I am old enough to have begun working in an office at a time when office equipment was what we would call these days as ancient. At that time, the computer was more of a curiosity at work than indispensable office equipment. In fact, only a programmer, or what we call during those days as a computer expert, was authorized to operate the only computer in the office. The rest of us office drones were quite content with tapping away at typewriters whenever we do our reports and what have you.
Interestingly enough, I am also young enough to have continued working in an office at a time when computers were becoming standard office equipment. By that time, none of us can do much work without computers. Everything, from the reports we typically make to the PABX system, was done on computers. Nothing will ever be done at the office without computers.
Being the old guy at work, I am the one who often had difficulty adjusting to all that technology. In the first few years of using a computer, my eyes suffered so much strain that I began to have bouts of nausea. I eventually got used to it, but there were other modern equipment in the office that I have to contend with as well.
Take those automatic binding machines for instance. Back in my day, all we had to use for filing reports and making presentations were a folder and an old-fashioned puncher. We still have punchers at the office today and are still very much useful, but when it comes to final reports and presentations, machines have already taken over. For an old guy like me, operating the machine can be a bit complicated, even though it’s actually easy. It is nothing I can’t handle though. If I learned how to make a worksheet on a computer, I could definitely learn how to make a perfect report using that binding machine.
I was lucky enough to be invited to be a part of a tasting last night. Long story short, a friend’s friend is opening a new restaurant, and in the process, he invited some of his foodie friends to give his new menu a try.
I must say, the food was nice, and my favorite was the cheese bread. Big surprise, right? Even though it wasn’t on the menu, had it been, I’d almost certain that I’d go for it. It was that good!
Thanks Andy for inviting me, I’ll hit you up for dinner next time.
I had always been a big fan of cheese, ever since that I was little. Where I came from, cheese was rather expensive, and hard to come by, so my parents, the kind souls that they are, always created budget to get cheese for me and my siblings. These days, I can practically buy any type of cheese I want. I guess I really haven’t had enough from my childhood days.
Today i am starting a new client-therapy regime. They are going to get counseled by me come hell or high water. I am not going to advise, I am going to guide, and educate. I promise to eradicate self-interest, in the hopes of getting some damn referrals. If I really hate door knocking and bell ringing and cold calling and selling my soul to the press then I have to go this way. I don’t see anything but referral business from now on. But even the warm referral has to be sifted thru to find the core intention and loyalty.
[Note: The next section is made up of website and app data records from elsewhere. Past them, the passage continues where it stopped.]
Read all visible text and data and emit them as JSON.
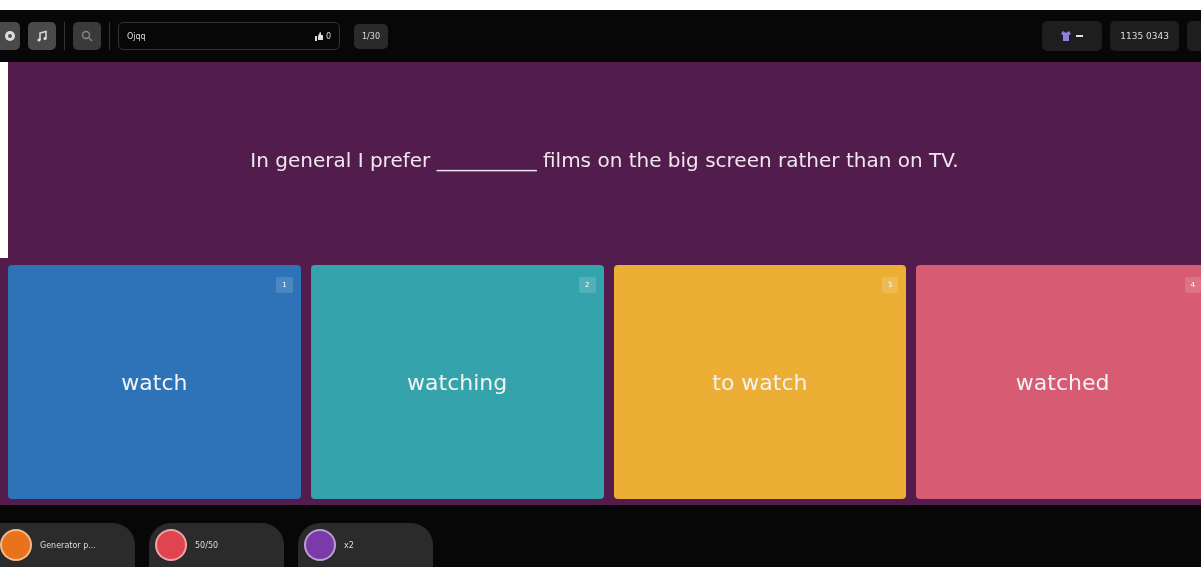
{
  "top_bar": {
    "player_name": "Ojqq",
    "likes": "0",
    "question_counter": "1/30",
    "score": "1135 0343"
  },
  "question": "In general I prefer __________ films on the big screen rather than on TV.",
  "answers": [
    {
      "key": "1",
      "text": "watch",
      "color": "#2e72b8"
    },
    {
      "key": "2",
      "text": "watching",
      "color": "#35a3ab"
    },
    {
      "key": "3",
      "text": "to watch",
      "color": "#ecae35"
    },
    {
      "key": "4",
      "text": "watched",
      "color": "#d75b72"
    }
  ],
  "powerups": [
    {
      "label": "Generator p...",
      "color": "#e8731c"
    },
    {
      "label": "50/50",
      "color": "#e0454f"
    },
    {
      "label": "x2",
      "color": "#7a3aa8"
    }
  ]
}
They will get to choose to work with me or not on my rules of engagement. How many times will I save myself from the headache of the disloyal client who buys at an open house without my intervention. This is intervention counseling for a living here folks.